What is required
From the listing below, return every line with the string "text" in it.
[Data extracts]
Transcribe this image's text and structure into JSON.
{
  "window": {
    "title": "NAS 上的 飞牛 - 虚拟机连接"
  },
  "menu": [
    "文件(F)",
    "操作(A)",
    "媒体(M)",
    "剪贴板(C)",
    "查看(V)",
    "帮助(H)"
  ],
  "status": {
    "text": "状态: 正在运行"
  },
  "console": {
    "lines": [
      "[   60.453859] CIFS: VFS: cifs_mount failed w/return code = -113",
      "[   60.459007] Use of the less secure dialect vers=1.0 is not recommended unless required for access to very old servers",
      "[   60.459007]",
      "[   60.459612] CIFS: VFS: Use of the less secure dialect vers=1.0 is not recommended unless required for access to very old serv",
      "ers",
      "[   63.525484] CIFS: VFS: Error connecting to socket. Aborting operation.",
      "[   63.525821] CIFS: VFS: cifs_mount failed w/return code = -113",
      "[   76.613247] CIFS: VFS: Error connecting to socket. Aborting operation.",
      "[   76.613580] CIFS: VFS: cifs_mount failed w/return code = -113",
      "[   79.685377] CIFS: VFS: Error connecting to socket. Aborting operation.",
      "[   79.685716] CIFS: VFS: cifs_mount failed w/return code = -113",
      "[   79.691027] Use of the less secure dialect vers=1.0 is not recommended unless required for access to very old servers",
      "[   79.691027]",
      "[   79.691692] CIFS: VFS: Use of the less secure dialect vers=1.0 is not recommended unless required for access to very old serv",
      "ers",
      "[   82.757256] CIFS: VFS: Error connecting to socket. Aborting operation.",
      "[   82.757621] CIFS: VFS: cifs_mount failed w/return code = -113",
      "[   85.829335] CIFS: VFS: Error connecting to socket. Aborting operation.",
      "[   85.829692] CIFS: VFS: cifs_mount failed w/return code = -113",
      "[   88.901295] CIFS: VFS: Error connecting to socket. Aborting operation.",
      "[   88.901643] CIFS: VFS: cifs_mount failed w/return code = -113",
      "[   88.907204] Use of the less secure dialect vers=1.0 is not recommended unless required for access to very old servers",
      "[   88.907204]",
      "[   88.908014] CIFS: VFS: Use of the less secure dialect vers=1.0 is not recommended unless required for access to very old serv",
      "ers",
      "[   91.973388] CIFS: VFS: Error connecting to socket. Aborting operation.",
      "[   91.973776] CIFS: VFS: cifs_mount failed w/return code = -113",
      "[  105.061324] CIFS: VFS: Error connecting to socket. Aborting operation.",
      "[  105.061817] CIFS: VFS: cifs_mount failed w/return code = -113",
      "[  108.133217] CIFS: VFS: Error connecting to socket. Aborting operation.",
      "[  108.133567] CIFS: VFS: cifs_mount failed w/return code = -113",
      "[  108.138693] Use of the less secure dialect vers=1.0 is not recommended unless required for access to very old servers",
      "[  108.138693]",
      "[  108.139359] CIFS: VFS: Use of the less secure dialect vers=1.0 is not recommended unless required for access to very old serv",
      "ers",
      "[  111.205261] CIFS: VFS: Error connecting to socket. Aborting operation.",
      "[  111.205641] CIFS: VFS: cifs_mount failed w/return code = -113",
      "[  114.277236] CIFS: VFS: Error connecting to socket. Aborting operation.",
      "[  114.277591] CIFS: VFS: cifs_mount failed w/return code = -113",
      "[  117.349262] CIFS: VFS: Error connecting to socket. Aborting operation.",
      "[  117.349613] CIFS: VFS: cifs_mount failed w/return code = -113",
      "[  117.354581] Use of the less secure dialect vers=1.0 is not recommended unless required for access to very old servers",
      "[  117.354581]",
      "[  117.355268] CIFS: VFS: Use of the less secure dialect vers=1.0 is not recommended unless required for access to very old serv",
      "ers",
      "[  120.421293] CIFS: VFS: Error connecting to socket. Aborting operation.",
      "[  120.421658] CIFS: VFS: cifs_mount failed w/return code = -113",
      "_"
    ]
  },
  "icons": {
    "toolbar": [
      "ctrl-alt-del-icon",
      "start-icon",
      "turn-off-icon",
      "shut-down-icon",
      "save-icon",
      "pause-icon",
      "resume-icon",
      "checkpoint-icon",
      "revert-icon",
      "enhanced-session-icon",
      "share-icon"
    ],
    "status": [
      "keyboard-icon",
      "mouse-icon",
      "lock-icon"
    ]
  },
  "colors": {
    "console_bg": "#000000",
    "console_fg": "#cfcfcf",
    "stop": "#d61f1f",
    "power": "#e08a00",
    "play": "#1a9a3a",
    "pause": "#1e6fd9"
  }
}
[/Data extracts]
Response area
Transcribe this image's text and structure into JSON.
    "text": "状态: 正在运行"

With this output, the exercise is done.